Items listed in a dataset
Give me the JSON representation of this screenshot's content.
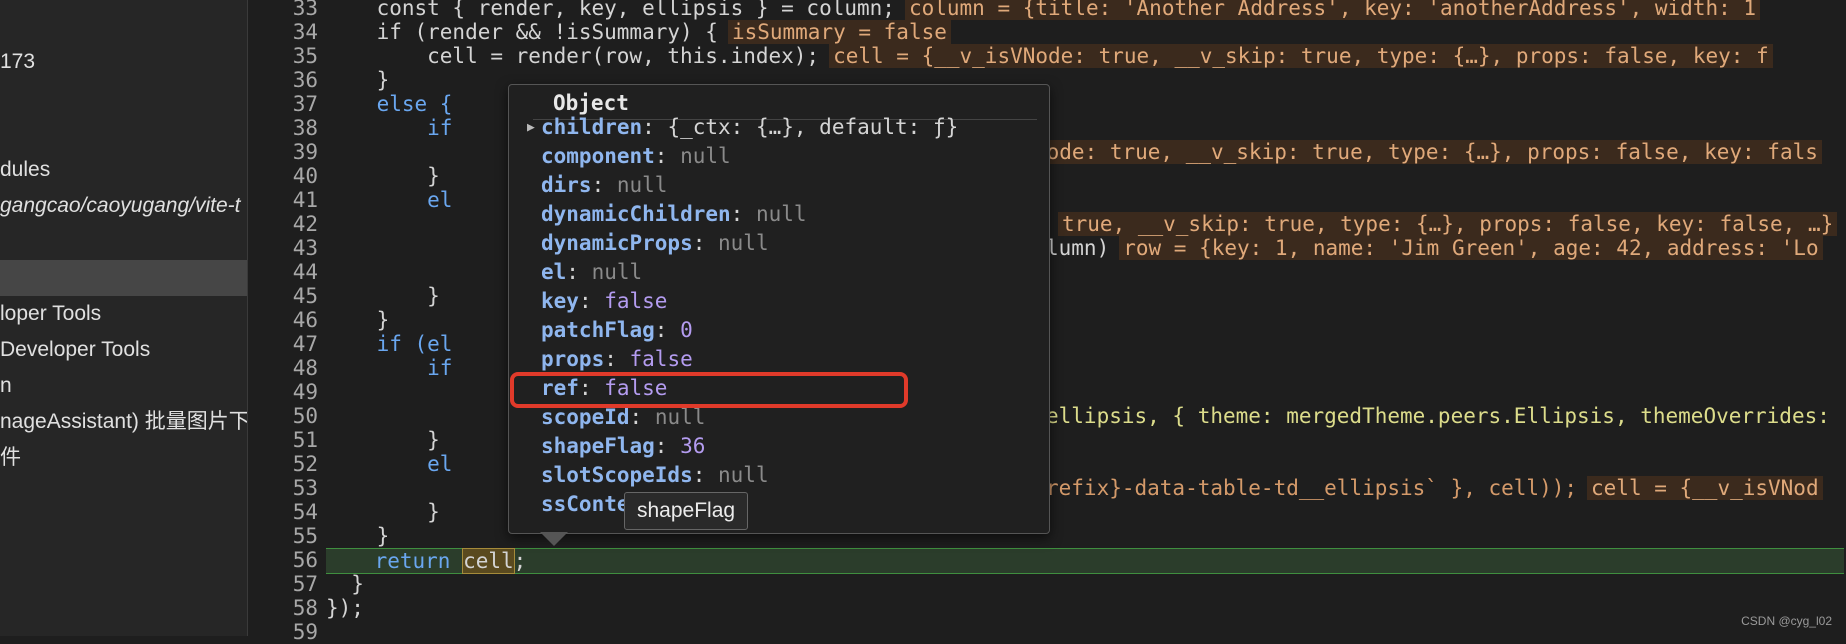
{
  "sidebar": {
    "items": [
      {
        "label": "173"
      },
      {
        "label": "dules"
      },
      {
        "label": "gangcao/caoyugang/vite-t"
      },
      {
        "label": ""
      },
      {
        "label": "loper Tools"
      },
      {
        "label": " Developer Tools"
      },
      {
        "label": "n"
      },
      {
        "label": "nageAssistant) 批量图片下"
      },
      {
        "label": "件"
      }
    ]
  },
  "gutter": {
    "line_numbers": [
      "33",
      "34",
      "35",
      "36",
      "37",
      "38",
      "39",
      "40",
      "41",
      "42",
      "43",
      "44",
      "45",
      "46",
      "47",
      "48",
      "49",
      "50",
      "51",
      "52",
      "53",
      "54",
      "55",
      "56",
      "57",
      "58",
      "59"
    ]
  },
  "code": {
    "l33": {
      "text": "    const { render, key, ellipsis } = column;",
      "inline": "column = {title: 'Another Address', key: 'anotherAddress', width: 1"
    },
    "l34": {
      "text": "    if (render && !isSummary) {",
      "inline": "isSummary = false"
    },
    "l35": {
      "text": "        cell = render(row, this.index);",
      "inline": "cell = {__v_isVNode: true, __v_skip: true, type: {…}, props: false, key: f"
    },
    "l36": {
      "text": "    }"
    },
    "l37": {
      "text": "    else {"
    },
    "l38": {
      "text": "        if"
    },
    "l39": {
      "text": "",
      "inline": "Node: true, __v_skip: true, type: {…}, props: false, key: fals"
    },
    "l40": {
      "text": "        }"
    },
    "l41": {
      "text": "        el"
    },
    "l42": {
      "text": "",
      "inline": "true, __v_skip: true, type: {…}, props: false, key: false, …}"
    },
    "l43": {
      "text": "",
      "tail": "lumn)",
      "inline": "row = {key: 1, name: 'Jim Green', age: 42, address: 'Lo"
    },
    "l44": {
      "text": ""
    },
    "l45": {
      "text": "        }"
    },
    "l46": {
      "text": "    }"
    },
    "l47": {
      "text": "    if (el"
    },
    "l48": {
      "text": "        if"
    },
    "l49": {
      "text": ""
    },
    "l50": {
      "text": "",
      "tail": "ellipsis, { theme: mergedTheme.peers.Ellipsis, themeOverrides:"
    },
    "l51": {
      "text": "        }"
    },
    "l52": {
      "text": "        el"
    },
    "l53": {
      "text": "",
      "tail": "refix}-data-table-td__ellipsis` }, cell));",
      "inline": "cell = {__v_isVNod"
    },
    "l54": {
      "text": "        }"
    },
    "l55": {
      "text": "    }"
    },
    "l56": {
      "text_before": "    return ",
      "word": "cell",
      "text_after": ";"
    },
    "l57": {
      "text": "  }"
    },
    "l58": {
      "text": "});"
    }
  },
  "popover": {
    "title": "Object",
    "rows": [
      {
        "key": "children",
        "value": "{_ctx: {…}, default: ƒ}",
        "type": "obj"
      },
      {
        "key": "component",
        "value": "null",
        "type": "null"
      },
      {
        "key": "dirs",
        "value": "null",
        "type": "null"
      },
      {
        "key": "dynamicChildren",
        "value": "null",
        "type": "null"
      },
      {
        "key": "dynamicProps",
        "value": "null",
        "type": "null"
      },
      {
        "key": "el",
        "value": "null",
        "type": "null"
      },
      {
        "key": "key",
        "value": "false",
        "type": "bool"
      },
      {
        "key": "patchFlag",
        "value": "0",
        "type": "num"
      },
      {
        "key": "props",
        "value": "false",
        "type": "bool"
      },
      {
        "key": "ref",
        "value": "false",
        "type": "bool"
      },
      {
        "key": "scopeId",
        "value": "null",
        "type": "null"
      },
      {
        "key": "shapeFlag",
        "value": "36",
        "type": "num"
      },
      {
        "key": "slotScopeIds",
        "value": "null",
        "type": "null"
      },
      {
        "key": "ssConte",
        "value": "",
        "type": "obj"
      }
    ]
  },
  "tooltip": {
    "label": "shapeFlag"
  },
  "watermark": {
    "text": "CSDN @cyg_l02"
  },
  "colors": {
    "highlight": "#e03a2a",
    "accent": "#8fb6ee"
  }
}
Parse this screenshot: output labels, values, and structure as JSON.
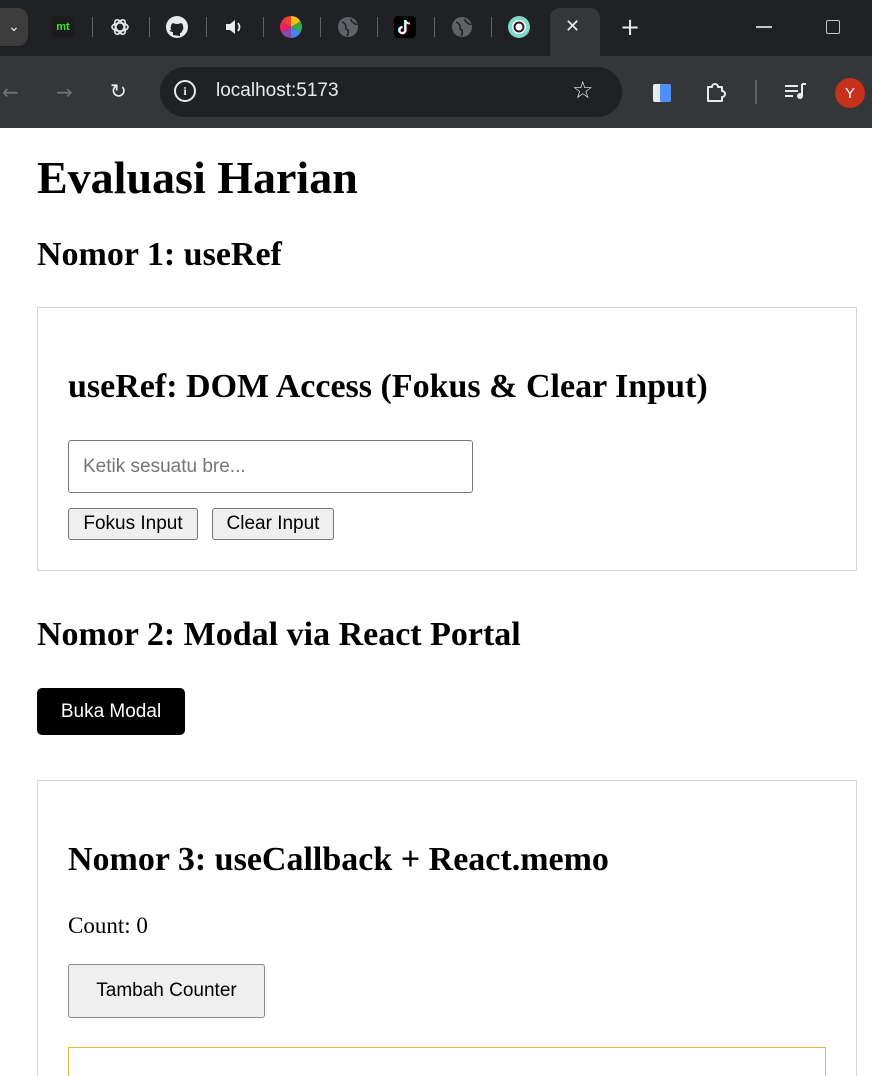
{
  "browser": {
    "url": "localhost:5173",
    "pinned_tabs": [
      {
        "icon": "monkeytype-icon",
        "text": "mt"
      },
      {
        "icon": "chatgpt-icon"
      },
      {
        "icon": "github-icon"
      },
      {
        "icon": "speaker-icon"
      },
      {
        "icon": "color-wheel-icon"
      },
      {
        "icon": "globe-icon"
      },
      {
        "icon": "tiktok-icon"
      },
      {
        "icon": "globe-icon"
      },
      {
        "icon": "app-ring-icon"
      }
    ],
    "active_tab_close": "✕",
    "new_tab": "+",
    "profile_initial": "Y"
  },
  "page": {
    "title": "Evaluasi Harian",
    "section1": {
      "heading": "Nomor 1: useRef",
      "card_title": "useRef: DOM Access (Fokus & Clear Input)",
      "input_value": "",
      "input_placeholder": "Ketik sesuatu bre...",
      "focus_button": "Fokus Input",
      "clear_button": "Clear Input"
    },
    "section2": {
      "heading": "Nomor 2: Modal via React Portal",
      "open_modal_button": "Buka Modal"
    },
    "section3": {
      "heading": "Nomor 3: useCallback + React.memo",
      "count_label": "Count: 0",
      "increment_button": "Tambah Counter"
    }
  },
  "colors": {
    "chrome_dark": "#202124",
    "toolbar": "#35363a",
    "avatar": "#c5311b",
    "card_border": "#d6d6d6",
    "child_border": "#e8b73a"
  }
}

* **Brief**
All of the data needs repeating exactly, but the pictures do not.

* **Answer box**
Give me the JSON representation of this screenshot's content.
{
  "sidebar": {
    "items": [
      {
        "label": "173"
      },
      {
        "label": "dules"
      },
      {
        "label": "gangcao/caoyugang/vite-t"
      },
      {
        "label": ""
      },
      {
        "label": "loper Tools"
      },
      {
        "label": " Developer Tools"
      },
      {
        "label": "n"
      },
      {
        "label": "nageAssistant) 批量图片下"
      },
      {
        "label": "件"
      }
    ]
  },
  "gutter": {
    "line_numbers": [
      "33",
      "34",
      "35",
      "36",
      "37",
      "38",
      "39",
      "40",
      "41",
      "42",
      "43",
      "44",
      "45",
      "46",
      "47",
      "48",
      "49",
      "50",
      "51",
      "52",
      "53",
      "54",
      "55",
      "56",
      "57",
      "58",
      "59"
    ]
  },
  "code": {
    "l33": {
      "text": "    const { render, key, ellipsis } = column;",
      "inline": "column = {title: 'Another Address', key: 'anotherAddress', width: 1"
    },
    "l34": {
      "text": "    if (render && !isSummary) {",
      "inline": "isSummary = false"
    },
    "l35": {
      "text": "        cell = render(row, this.index);",
      "inline": "cell = {__v_isVNode: true, __v_skip: true, type: {…}, props: false, key: f"
    },
    "l36": {
      "text": "    }"
    },
    "l37": {
      "text": "    else {"
    },
    "l38": {
      "text": "        if"
    },
    "l39": {
      "text": "",
      "inline": "Node: true, __v_skip: true, type: {…}, props: false, key: fals"
    },
    "l40": {
      "text": "        }"
    },
    "l41": {
      "text": "        el"
    },
    "l42": {
      "text": "",
      "inline": "true, __v_skip: true, type: {…}, props: false, key: false, …}"
    },
    "l43": {
      "text": "",
      "tail": "lumn)",
      "inline": "row = {key: 1, name: 'Jim Green', age: 42, address: 'Lo"
    },
    "l44": {
      "text": ""
    },
    "l45": {
      "text": "        }"
    },
    "l46": {
      "text": "    }"
    },
    "l47": {
      "text": "    if (el"
    },
    "l48": {
      "text": "        if"
    },
    "l49": {
      "text": ""
    },
    "l50": {
      "text": "",
      "tail": "ellipsis, { theme: mergedTheme.peers.Ellipsis, themeOverrides:"
    },
    "l51": {
      "text": "        }"
    },
    "l52": {
      "text": "        el"
    },
    "l53": {
      "text": "",
      "tail": "refix}-data-table-td__ellipsis` }, cell));",
      "inline": "cell = {__v_isVNod"
    },
    "l54": {
      "text": "        }"
    },
    "l55": {
      "text": "    }"
    },
    "l56": {
      "text_before": "    return ",
      "word": "cell",
      "text_after": ";"
    },
    "l57": {
      "text": "  }"
    },
    "l58": {
      "text": "});"
    }
  },
  "popover": {
    "title": "Object",
    "rows": [
      {
        "key": "children",
        "value": "{_ctx: {…}, default: ƒ}",
        "type": "obj"
      },
      {
        "key": "component",
        "value": "null",
        "type": "null"
      },
      {
        "key": "dirs",
        "value": "null",
        "type": "null"
      },
      {
        "key": "dynamicChildren",
        "value": "null",
        "type": "null"
      },
      {
        "key": "dynamicProps",
        "value": "null",
        "type": "null"
      },
      {
        "key": "el",
        "value": "null",
        "type": "null"
      },
      {
        "key": "key",
        "value": "false",
        "type": "bool"
      },
      {
        "key": "patchFlag",
        "value": "0",
        "type": "num"
      },
      {
        "key": "props",
        "value": "false",
        "type": "bool"
      },
      {
        "key": "ref",
        "value": "false",
        "type": "bool"
      },
      {
        "key": "scopeId",
        "value": "null",
        "type": "null"
      },
      {
        "key": "shapeFlag",
        "value": "36",
        "type": "num"
      },
      {
        "key": "slotScopeIds",
        "value": "null",
        "type": "null"
      },
      {
        "key": "ssConte",
        "value": "",
        "type": "obj"
      }
    ]
  },
  "tooltip": {
    "label": "shapeFlag"
  },
  "watermark": {
    "text": "CSDN @cyg_l02"
  },
  "colors": {
    "highlight": "#e03a2a",
    "accent": "#8fb6ee"
  }
}
Parse this screenshot: output labels, values, and structure as JSON.
{
  "browser": {
    "url": "localhost:5173",
    "pinned_tabs": [
      {
        "icon": "monkeytype-icon",
        "text": "mt"
      },
      {
        "icon": "chatgpt-icon"
      },
      {
        "icon": "github-icon"
      },
      {
        "icon": "speaker-icon"
      },
      {
        "icon": "color-wheel-icon"
      },
      {
        "icon": "globe-icon"
      },
      {
        "icon": "tiktok-icon"
      },
      {
        "icon": "globe-icon"
      },
      {
        "icon": "app-ring-icon"
      }
    ],
    "active_tab_close": "✕",
    "new_tab": "+",
    "profile_initial": "Y"
  },
  "page": {
    "title": "Evaluasi Harian",
    "section1": {
      "heading": "Nomor 1: useRef",
      "card_title": "useRef: DOM Access (Fokus & Clear Input)",
      "input_value": "",
      "input_placeholder": "Ketik sesuatu bre...",
      "focus_button": "Fokus Input",
      "clear_button": "Clear Input"
    },
    "section2": {
      "heading": "Nomor 2: Modal via React Portal",
      "open_modal_button": "Buka Modal"
    },
    "section3": {
      "heading": "Nomor 3: useCallback + React.memo",
      "count_label": "Count: 0",
      "increment_button": "Tambah Counter"
    }
  },
  "colors": {
    "chrome_dark": "#202124",
    "toolbar": "#35363a",
    "avatar": "#c5311b",
    "card_border": "#d6d6d6",
    "child_border": "#e8b73a"
  }
}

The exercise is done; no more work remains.